BEGIN INFORMATION

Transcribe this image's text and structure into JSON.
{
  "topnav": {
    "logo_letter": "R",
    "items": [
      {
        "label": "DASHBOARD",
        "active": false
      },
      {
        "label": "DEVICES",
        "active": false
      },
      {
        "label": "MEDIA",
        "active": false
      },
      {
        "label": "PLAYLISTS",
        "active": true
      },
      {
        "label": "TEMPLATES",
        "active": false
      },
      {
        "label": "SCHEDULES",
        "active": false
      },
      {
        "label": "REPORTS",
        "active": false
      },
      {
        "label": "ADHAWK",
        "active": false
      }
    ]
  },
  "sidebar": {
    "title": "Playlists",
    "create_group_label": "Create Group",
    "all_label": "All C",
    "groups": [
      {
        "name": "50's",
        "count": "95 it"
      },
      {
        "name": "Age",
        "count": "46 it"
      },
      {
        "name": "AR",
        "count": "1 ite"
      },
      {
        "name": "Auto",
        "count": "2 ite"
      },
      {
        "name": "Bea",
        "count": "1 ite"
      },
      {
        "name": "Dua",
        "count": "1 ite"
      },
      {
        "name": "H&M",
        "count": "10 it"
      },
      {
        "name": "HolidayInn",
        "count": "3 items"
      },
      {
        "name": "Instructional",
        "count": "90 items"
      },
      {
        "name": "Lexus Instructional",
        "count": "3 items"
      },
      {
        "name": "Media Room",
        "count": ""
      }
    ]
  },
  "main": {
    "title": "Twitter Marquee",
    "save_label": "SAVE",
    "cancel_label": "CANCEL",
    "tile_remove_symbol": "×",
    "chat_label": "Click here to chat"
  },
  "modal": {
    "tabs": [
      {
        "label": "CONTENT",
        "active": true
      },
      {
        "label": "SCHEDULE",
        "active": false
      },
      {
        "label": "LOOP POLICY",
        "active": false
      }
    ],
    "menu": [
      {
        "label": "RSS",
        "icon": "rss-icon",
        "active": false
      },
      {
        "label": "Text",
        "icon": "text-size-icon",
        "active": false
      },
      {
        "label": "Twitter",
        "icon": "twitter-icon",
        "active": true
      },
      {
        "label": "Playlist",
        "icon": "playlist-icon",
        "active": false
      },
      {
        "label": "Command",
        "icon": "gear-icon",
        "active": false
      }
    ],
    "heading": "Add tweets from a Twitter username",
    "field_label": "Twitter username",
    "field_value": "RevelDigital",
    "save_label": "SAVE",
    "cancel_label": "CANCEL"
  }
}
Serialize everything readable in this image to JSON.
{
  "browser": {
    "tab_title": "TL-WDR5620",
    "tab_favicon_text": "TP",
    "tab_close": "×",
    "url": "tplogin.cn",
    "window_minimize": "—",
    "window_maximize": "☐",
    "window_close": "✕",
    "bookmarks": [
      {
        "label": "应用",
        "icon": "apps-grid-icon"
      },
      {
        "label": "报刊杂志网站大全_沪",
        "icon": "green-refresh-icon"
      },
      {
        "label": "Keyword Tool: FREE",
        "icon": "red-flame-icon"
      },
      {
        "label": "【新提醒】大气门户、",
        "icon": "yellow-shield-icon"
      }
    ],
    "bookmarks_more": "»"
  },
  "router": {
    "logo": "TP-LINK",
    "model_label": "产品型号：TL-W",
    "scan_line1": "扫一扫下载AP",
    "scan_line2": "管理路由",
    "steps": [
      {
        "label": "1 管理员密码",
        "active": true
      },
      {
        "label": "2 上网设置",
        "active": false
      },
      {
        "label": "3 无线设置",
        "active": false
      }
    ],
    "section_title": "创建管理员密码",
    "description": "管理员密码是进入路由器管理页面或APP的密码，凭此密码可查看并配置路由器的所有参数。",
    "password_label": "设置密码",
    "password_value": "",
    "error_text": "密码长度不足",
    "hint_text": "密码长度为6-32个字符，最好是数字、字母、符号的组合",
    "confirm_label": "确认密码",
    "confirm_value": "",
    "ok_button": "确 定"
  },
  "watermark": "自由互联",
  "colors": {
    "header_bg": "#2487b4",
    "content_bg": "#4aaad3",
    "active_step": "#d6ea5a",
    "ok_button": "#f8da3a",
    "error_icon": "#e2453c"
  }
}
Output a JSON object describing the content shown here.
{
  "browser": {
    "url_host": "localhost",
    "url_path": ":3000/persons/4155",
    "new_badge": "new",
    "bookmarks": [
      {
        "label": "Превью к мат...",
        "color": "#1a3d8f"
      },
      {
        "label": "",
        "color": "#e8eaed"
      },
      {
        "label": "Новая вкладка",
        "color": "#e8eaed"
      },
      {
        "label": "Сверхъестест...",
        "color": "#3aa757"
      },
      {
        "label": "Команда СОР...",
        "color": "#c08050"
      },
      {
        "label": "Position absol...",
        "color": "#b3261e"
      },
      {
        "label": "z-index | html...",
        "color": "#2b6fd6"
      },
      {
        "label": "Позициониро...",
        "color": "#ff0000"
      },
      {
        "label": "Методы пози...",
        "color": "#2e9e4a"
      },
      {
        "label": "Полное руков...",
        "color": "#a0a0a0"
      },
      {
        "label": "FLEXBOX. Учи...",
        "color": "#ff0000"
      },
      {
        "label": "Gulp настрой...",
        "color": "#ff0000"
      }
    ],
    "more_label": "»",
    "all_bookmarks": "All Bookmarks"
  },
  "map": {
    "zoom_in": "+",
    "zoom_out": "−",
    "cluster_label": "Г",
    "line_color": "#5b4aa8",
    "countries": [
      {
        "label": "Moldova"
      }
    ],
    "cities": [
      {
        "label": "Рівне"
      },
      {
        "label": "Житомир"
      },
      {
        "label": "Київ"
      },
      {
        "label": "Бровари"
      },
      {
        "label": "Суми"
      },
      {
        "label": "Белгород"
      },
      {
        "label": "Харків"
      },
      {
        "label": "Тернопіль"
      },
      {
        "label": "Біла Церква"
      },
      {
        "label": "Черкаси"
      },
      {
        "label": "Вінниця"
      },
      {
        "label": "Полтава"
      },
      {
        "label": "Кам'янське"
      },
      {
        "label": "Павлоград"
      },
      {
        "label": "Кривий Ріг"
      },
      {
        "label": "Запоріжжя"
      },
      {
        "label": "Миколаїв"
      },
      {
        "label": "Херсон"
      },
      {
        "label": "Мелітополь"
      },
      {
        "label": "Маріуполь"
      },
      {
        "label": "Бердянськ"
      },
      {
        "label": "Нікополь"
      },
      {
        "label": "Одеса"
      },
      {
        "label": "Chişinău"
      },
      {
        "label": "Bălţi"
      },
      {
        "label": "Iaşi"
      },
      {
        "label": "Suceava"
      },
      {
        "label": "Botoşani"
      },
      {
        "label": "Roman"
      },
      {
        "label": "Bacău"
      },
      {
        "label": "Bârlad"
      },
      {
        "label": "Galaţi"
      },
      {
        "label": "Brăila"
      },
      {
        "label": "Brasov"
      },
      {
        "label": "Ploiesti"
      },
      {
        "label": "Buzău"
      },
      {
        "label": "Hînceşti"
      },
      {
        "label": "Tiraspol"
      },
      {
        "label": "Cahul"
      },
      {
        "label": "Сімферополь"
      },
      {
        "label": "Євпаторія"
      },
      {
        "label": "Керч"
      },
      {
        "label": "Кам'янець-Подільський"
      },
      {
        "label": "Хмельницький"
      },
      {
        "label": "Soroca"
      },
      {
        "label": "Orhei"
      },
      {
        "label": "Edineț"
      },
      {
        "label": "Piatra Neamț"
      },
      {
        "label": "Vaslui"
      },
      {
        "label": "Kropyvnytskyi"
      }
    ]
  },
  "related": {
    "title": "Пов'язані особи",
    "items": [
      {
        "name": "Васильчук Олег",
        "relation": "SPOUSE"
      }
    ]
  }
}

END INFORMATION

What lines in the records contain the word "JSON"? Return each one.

**ANSWER TO THIS TASK:**
Transcribe this image's text and structure into JSON.
Serialize everything readable in this image to JSON.
Output a JSON object describing the content shown here.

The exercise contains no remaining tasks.